**Exercise data**

====

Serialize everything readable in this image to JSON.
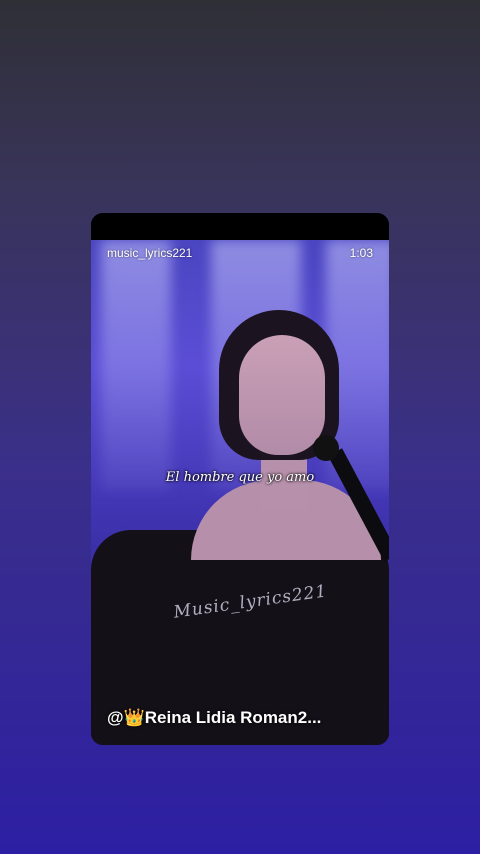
{
  "story": {
    "username": "music_lyrics221",
    "duration": "1:03",
    "lyric": "El hombre que yo amo",
    "watermark": "Music_lyrics221",
    "creator_tag": "@👑Reina Lidia Roman2..."
  },
  "colors": {
    "background_top": "#2f2f36",
    "background_bottom": "#2d1fa3",
    "text": "#ffffff"
  }
}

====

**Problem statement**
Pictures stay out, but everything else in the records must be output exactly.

**Solution to the problem**
Serialize everything readable in this image to JSON.
{
  "story": {
    "username": "music_lyrics221",
    "duration": "1:03",
    "lyric": "El hombre que yo amo",
    "watermark": "Music_lyrics221",
    "creator_tag": "@👑Reina Lidia Roman2..."
  },
  "colors": {
    "background_top": "#2f2f36",
    "background_bottom": "#2d1fa3",
    "text": "#ffffff"
  }
}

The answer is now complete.